The 'Wild West' of cancer research

While successful cancer research requires an analytical, detail- oriented mind, the truly transcendent work in the field comes as a result of an adventurous spirit and a flair for the dramatic.

“Syd originally wanted to go to art school and become a cartoonist,” Robert Dorr, PhD, RPH, said.

That artistic sensibility influenced much of Dr. Salmon’s research, as well as the environment he helped cultivate as Cancer Center director.

This was a thrilling time to come of age as a young research scientist or oncologist looking to make a real difference in the way cancer was approached and treated. Imagination and innovation took center stage, as the brightest scientific minds of a generation each tried to find unique solutions for a complex, constantly evolving set of questions.
There was no idea too big nor hypothesis too wild. Researchers were encouraged to take risks and test the limits of conventional thought – and to do it together.

“In our heyday, people weren’t over-burdened with all the responsibilities or restrictions that can stand in the way of groundbreaking research,” Raymond Nagle, MD, PhD, said. “People had the freedom to work together and use their respective strengths to help push the envelope.”

Dr. Salmon’s first UA-based clinical team included Steve Jones, MD; Brian Durie, MD; and David Alberts, MD. These four individuals laid the foundation for the pioneering research that would eventually define the UA Cancer Center.
During this era, Dr. Salmon’s close-knit group of researchers truly bought into his dynamic, forward-thinking approach.

That feeling of camaraderie was further solidified when the team moved from the sixth floor of the University of Arizona Medical Center building to a free-standing redwood trailer in the early 1980s, located where the Radiation Oncology facility currently stands. This newfound sense of independence and autonomy led to some of the boldest, most innovative research not only in Arizona’s history, but in the history of cancer research as a whole.

This work attracted some top-notch post-doctorate fellows, including Jeffrey Trent, PhD; Thomas Miller, MD; Frank Meyskins, MD; Daniel Von Hoff, MD, FACP; and countless other transformational figures in the field of cancer research. The folks who came through the UA Cancer Center at this time would become pillars in academia and/or industry over the next four decades.

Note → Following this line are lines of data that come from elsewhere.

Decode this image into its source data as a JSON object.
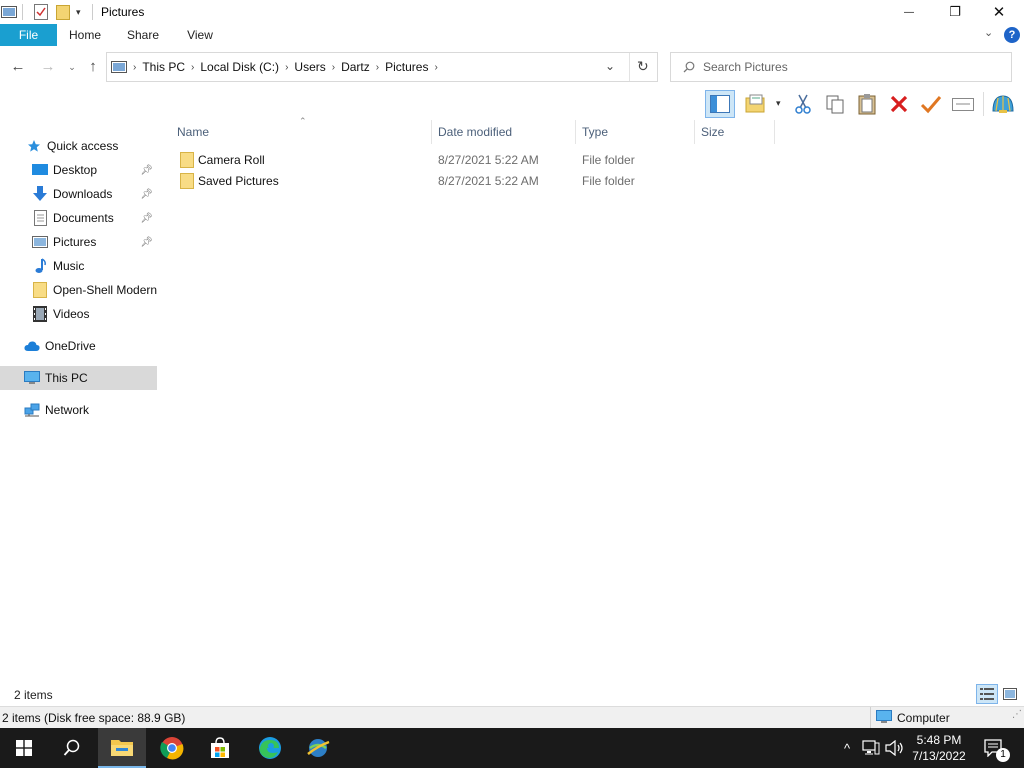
{
  "window": {
    "title": "Pictures",
    "controls": {
      "minimize": "—",
      "maximize": "❐",
      "close": "✕"
    }
  },
  "ribbon": {
    "tabs": [
      "File",
      "Home",
      "Share",
      "View"
    ]
  },
  "address": {
    "crumbs": [
      "This PC",
      "Local Disk (C:)",
      "Users",
      "Dartz",
      "Pictures"
    ]
  },
  "search": {
    "placeholder": "Search Pictures"
  },
  "nav": {
    "items": [
      {
        "label": "Quick access",
        "icon": "star-icon"
      },
      {
        "label": "Desktop",
        "icon": "desktop-icon",
        "pinned": true
      },
      {
        "label": "Downloads",
        "icon": "download-arrow-icon",
        "pinned": true
      },
      {
        "label": "Documents",
        "icon": "document-icon",
        "pinned": true
      },
      {
        "label": "Pictures",
        "icon": "pictures-icon",
        "pinned": true
      },
      {
        "label": "Music",
        "icon": "music-note-icon"
      },
      {
        "label": "Open-Shell Modern",
        "icon": "folder-icon"
      },
      {
        "label": "Videos",
        "icon": "film-icon"
      },
      {
        "label": "OneDrive",
        "icon": "cloud-icon"
      },
      {
        "label": "This PC",
        "icon": "computer-icon",
        "selected": true
      },
      {
        "label": "Network",
        "icon": "network-icon"
      }
    ]
  },
  "columns": [
    "Name",
    "Date modified",
    "Type",
    "Size"
  ],
  "files": [
    {
      "name": "Camera Roll",
      "date": "8/27/2021 5:22 AM",
      "type": "File folder",
      "size": ""
    },
    {
      "name": "Saved Pictures",
      "date": "8/27/2021 5:22 AM",
      "type": "File folder",
      "size": ""
    }
  ],
  "status": {
    "items": "2 items",
    "disk": "2 items (Disk free space: 88.9 GB)",
    "location": "Computer"
  },
  "clock": {
    "time": "5:48 PM",
    "date": "7/13/2022"
  },
  "notifications": {
    "count": "1"
  },
  "colors": {
    "accent": "#1a9fd0",
    "folder": "#f3c74e",
    "taskbar": "#1a1a1a"
  }
}
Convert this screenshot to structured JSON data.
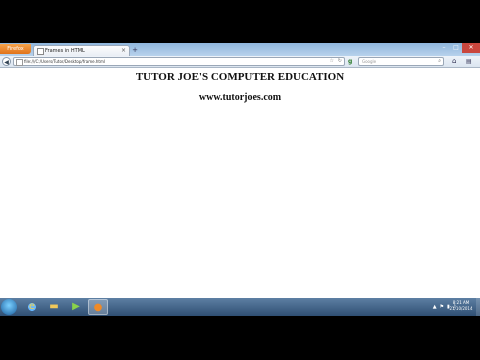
{
  "browser": {
    "app_button_label": "Firefox",
    "tab_title": "Frames in HTML",
    "tab_close": "×",
    "new_tab": "+",
    "url": "file:///C:/Users/Tutor/Desktop/frame.html",
    "search_placeholder": "Google",
    "search_engine_glyph": "g",
    "window_controls": {
      "minimize": "–",
      "maximize": "□",
      "close": "✕"
    }
  },
  "page": {
    "heading": "TUTOR JOE'S COMPUTER EDUCATION",
    "link": "www.tutorjoes.com"
  },
  "taskbar": {
    "clock_time": "8:21 AM",
    "clock_date": "21/10/2014"
  },
  "colors": {
    "titlebar": "#a6c4e4",
    "firefox_orange": "#e47d22",
    "taskbar": "#3d5e85"
  }
}
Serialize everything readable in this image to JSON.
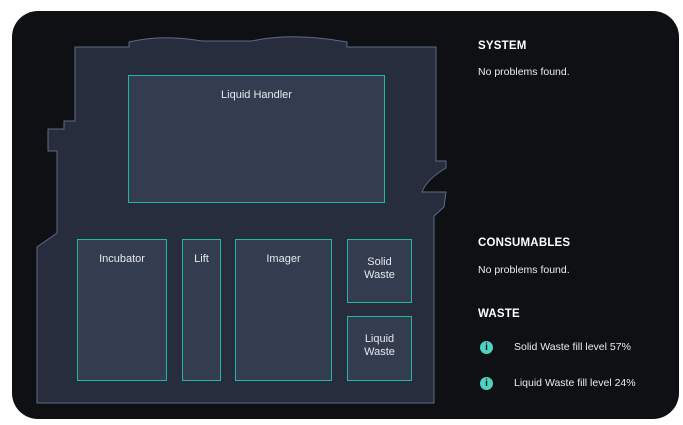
{
  "layout": {
    "modules": {
      "liquid_handler": "Liquid Handler",
      "incubator": "Incubator",
      "lift": "Lift",
      "imager": "Imager",
      "solid_waste": [
        "Solid",
        "Waste"
      ],
      "liquid_waste": [
        "Liquid",
        "Waste"
      ]
    }
  },
  "status": {
    "system": {
      "title": "SYSTEM",
      "message": "No problems found."
    },
    "consumables": {
      "title": "CONSUMABLES",
      "message": "No problems found."
    },
    "waste": {
      "title": "WASTE",
      "items": [
        {
          "icon": "info-icon",
          "text": "Solid Waste fill level 57%"
        },
        {
          "icon": "info-icon",
          "text": "Liquid Waste fill level 24%"
        }
      ]
    }
  },
  "colors": {
    "panel_bg": "#0e1014",
    "floor_fill": "#272d3c",
    "module_fill": "#343c4f",
    "module_border": "#1fb8a3",
    "info_icon": "#4fd3c1"
  }
}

The world took notice of what was happening in Tucson, as well. Dr. Salmon had established himself as a luminary in the cancer research field, allowing him to put together a series of conferences, beginning in 1979, which brought the world’s top oncologists to Tucson for a week to exchange ideas and debate their merits.

“You cannot overemphasize the importance of these conferences,” Thomas Miller, MD, said. “They were exceptionally well attended by the people who would eventually become the fathers of modern oncology. These events really put us on the map.”

• LISTEN: Dr. Miller explains the importance of these early Tucson-based conferences.

These conferences weren’t simply a series of polite, tepid lectures and slideshow presentations, either. These presentations often morphed into passionate, fierce, occasionally tense debates between presenters and audience members, with the best ideas ultimately prevailing.

“Every March, it was like the Olympics of cancer research,” Baldassarre “Dino” Stea, MD, PhD, FASTRO, said.

Dr. Salmon was at the center of it all. He commanded the respect of the world’s elite cancer researchers, yet provided an environment where they were all comfortable enough to let their imaginations run wild.

The atmosphere was vibrant and electric. Arizona-based research was consistently featured in major medical journals. Everyone on Dr. Salmon’s team felt personally invested in the work that was taking place here, thanks in large part to the collaborative, team-first mentality that came to define the Cancer Center.

Physicians learned what made for top-notch research projects. Basic scientists learned what projects would have the most impactful presence in the clinics. Everyone learned from each other — the essence of translational research.
“Syd wanted his physicians to be physician scientists. He was ahead of his time in this respect,” Dr. Dorr said. “He had this tremendous gift for coalescing a variety of ideas and presenting them as a clear, direct, unified message.”

The field of cancer research was still in its “Wild West” phase, with dozens of bright minds and bold thinkers scattered across the globe, each taking a different path toward the same goal. The team at the University of Arizona Cancer Center had established its identity, its mission and its direction — forward.

- Nick Prevenas, Oct. 28, 2013

This series features only a sampling of the countless groundbreaking research projects and inspiring patient care stories that have taken place at the University of Arizona Cancer Center. Please click here to contribute your own story.

OUR HISTORY: This is a series of essays and interviews discussing the history and impact of the University of Arizona Cancer Center.

• Part 1: In the beginning
• Part 2: The 'Wild West' of cancer research
• Part 3: Breakthroughs: Personalized cancer care
• Part 4: Breakthroughs: Translational research
• Part 5: The future
• Part 6: The right tools; the right time; the right outcomes